Cave said that the idea originated with the author, and was inspired by the success of Cliff Levy and Ellen Barry’s Pulitzer Prize-winning series for the Times on Russian corruption, which was translated into Russian and “drew a lot of response” within the country.

“My motivation was no doubt similar to his — I wanted more people to read what I wrote, and I wanted to see what kind of conversation it would stir up in Mexico,” Cave explained. “As to whether we will do it again, I suspect so, but only for stories that are long and in depth enough to warrant it.”

Cave stressed that the decision was made only on the basis of his desire to expand the availability of this particular piece, and not to serve any ideological goal.

“There was not and is not a political agenda attached to the decision to publish in Spanish,” he said. “This was one foreign correspondent’s decision, supported by editors because we had a trusted translation partner, and if anything it was a reflection of the new social media universe that we all work in.”

Yet William McGowan, author of “Grey Lady Down: What the Decline and Fall of the New York Times Means for America,” said that there could be ideological implications — even unintentional ones — behind the decision to publish the article bilingually.

“I don’t think it’s overtly political, but I think it’s implicitly political,” McGowan said, noting the possibility of an unintentional message behind Cave’s decision to publish this particular piece in Spanish, rather than pieces of equal relevance to the Spanish-speaking world on the ongoing Fast and Furious weapons investigations, or on the increasing number of violently failing Mexican states.

Murphy explained that the decision to translate this specific story was prompted by the focus of the investigative piece and its relevance for Mexican readers. “It was done because of the particular content,” she said.

But McGowan noted the pointed message of the article, titled “Better Lives for Mexicans Cut Allure of Going North,” which, he said, could be seen as advising Mexicans against moving to the United States because of a perceived drop in the American quality of life.

“From a cynical perspective, you could look at it as a public service announcement, saying, ‘Please stay home,’” McGowan said. “I do know that there are plenty of other stories that could have been translated into Spanish and put out there on a feed, and which has other — people would have had a different takeaway.”

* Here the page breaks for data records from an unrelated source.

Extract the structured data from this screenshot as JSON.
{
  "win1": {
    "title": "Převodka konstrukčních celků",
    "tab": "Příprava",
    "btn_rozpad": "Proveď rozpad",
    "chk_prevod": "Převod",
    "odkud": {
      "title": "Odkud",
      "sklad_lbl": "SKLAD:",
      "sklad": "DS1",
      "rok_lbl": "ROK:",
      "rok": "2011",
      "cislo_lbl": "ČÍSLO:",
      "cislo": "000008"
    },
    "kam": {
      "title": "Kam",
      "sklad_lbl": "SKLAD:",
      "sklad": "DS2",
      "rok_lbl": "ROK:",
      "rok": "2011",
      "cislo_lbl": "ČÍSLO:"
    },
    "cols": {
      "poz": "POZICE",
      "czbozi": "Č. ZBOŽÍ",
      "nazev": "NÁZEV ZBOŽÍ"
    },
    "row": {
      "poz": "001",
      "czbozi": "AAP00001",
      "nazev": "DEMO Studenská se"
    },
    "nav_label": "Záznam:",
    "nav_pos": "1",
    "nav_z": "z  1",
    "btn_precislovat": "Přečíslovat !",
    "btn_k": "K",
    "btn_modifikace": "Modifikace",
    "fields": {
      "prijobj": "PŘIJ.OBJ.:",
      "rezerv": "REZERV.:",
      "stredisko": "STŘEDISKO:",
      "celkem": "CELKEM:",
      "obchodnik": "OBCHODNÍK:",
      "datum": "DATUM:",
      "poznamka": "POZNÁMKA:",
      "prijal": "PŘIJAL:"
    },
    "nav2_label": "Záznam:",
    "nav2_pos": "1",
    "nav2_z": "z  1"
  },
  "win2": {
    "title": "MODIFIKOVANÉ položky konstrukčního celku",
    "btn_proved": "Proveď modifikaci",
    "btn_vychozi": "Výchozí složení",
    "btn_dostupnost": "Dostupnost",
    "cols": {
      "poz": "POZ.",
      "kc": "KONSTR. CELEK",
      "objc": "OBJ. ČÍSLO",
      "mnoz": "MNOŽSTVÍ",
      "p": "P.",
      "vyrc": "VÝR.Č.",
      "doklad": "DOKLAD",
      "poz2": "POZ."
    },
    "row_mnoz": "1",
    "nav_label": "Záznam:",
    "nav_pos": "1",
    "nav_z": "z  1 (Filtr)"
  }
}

Cave, who is a foreign correspondent for the Times based in Mexico City, said that his goal was to make his piece available to his Mexican readers, noting, “I was mainly thinking of my Twitter followers here in Mexico, who read and respond in a mix of English and Spanish. I wanted to make sure that all of them could see and comment on what I wrote.”

McGowan also noted that there were inherent political risks in extending the Times’ coverage to non-English markets, especially in such a selective fashion. Of particular concern, he explained, is the Times’ unbalanced coverage of immigration issues and the effect that extending this coverage could have.

“They will never say illegal aliens,” McGowan said of the Times. “They will say undocumented workers, even for those who are undocumented recipients of social welfare instead of workers, they’ll say migrants or sojourners,” McGowan continued. “Even when it’s completely relevant they won’t print that a criminal is an illegal worker … They back sanctuary policies for specific cities.”

In a question-and-answer session posted on the Times’ Lede blog the day the article was released, Cave did address his use of the word “illegal” in the article when a reader criticized him for including it.

“At no point in my story do I describe immigrants themselves as ‘illegals.’ Use of that word as a general catch-all strikes me as reductive and unfair,” he said. “I could have instead used undocumented or unauthorized but in a story so focused on the distinction and the interaction between legal and illegal, I felt I had to be as clear as possible.”

“Do I approve of it? I don’t know,” McGowan added of the bilingual coverage. “If it becomes a regular thing where they’re feeding the Mexican public, their coverage is extremely biased … If they do establish this as a precedent, that’s hoping they don’t introduce their trademark ideological spinning and do introduce the positive and the negative.”